- [PROVIDED MATERIAL]
Start of Block

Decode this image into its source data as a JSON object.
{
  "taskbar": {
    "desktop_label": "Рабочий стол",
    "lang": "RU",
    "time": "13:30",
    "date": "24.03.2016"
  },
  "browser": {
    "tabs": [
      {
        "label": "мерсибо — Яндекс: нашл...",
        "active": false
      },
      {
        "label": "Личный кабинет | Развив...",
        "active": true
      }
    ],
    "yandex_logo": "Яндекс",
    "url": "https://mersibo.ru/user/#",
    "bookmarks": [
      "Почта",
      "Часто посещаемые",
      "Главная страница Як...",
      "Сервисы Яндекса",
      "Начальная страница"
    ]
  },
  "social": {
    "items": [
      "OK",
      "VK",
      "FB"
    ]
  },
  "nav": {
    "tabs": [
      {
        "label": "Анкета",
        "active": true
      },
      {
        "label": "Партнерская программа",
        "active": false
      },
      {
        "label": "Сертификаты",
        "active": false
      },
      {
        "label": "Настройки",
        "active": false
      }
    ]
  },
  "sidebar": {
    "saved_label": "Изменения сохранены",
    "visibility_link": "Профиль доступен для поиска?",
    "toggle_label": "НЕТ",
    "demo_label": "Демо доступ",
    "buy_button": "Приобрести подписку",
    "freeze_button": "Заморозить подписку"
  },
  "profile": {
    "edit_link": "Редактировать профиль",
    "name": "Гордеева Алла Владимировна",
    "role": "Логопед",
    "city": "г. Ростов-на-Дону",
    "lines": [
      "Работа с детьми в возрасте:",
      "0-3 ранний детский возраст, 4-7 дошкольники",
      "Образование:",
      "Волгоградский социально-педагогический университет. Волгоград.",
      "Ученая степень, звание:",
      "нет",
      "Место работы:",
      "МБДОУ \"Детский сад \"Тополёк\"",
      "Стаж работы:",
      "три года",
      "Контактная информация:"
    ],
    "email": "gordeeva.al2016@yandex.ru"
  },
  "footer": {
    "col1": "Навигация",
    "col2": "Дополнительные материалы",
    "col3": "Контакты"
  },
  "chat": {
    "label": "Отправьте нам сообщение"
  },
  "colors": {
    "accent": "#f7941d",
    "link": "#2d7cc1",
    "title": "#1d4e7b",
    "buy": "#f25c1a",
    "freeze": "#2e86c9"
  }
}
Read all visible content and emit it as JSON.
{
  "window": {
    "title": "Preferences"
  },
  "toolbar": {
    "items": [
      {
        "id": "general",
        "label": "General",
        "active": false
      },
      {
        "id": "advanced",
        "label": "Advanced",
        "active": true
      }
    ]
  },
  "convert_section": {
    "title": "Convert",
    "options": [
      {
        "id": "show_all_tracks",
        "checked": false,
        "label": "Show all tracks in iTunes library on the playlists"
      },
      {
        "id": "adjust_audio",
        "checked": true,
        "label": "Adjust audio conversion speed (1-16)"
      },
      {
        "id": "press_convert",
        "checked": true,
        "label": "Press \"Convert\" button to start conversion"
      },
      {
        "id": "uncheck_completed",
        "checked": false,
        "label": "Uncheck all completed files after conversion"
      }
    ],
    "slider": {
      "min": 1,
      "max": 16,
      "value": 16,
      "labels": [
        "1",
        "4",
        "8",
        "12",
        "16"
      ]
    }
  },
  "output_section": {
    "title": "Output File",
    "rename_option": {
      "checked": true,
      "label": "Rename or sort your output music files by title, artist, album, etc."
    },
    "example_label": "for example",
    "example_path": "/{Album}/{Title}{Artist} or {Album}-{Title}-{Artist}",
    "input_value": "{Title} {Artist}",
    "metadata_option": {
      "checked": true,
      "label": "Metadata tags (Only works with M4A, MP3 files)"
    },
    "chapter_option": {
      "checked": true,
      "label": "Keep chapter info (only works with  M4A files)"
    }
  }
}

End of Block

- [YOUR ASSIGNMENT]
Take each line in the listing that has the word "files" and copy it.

- [ANSWER TO THE PROBLEM]
        "label": "Uncheck all completed files after conversion"
      "label": "Rename or sort your output music files by title, artist, album, etc."
      "label": "Metadata tags (Only works with M4A, MP3 files)"
      "label": "Keep chapter info (only works with  M4A files)"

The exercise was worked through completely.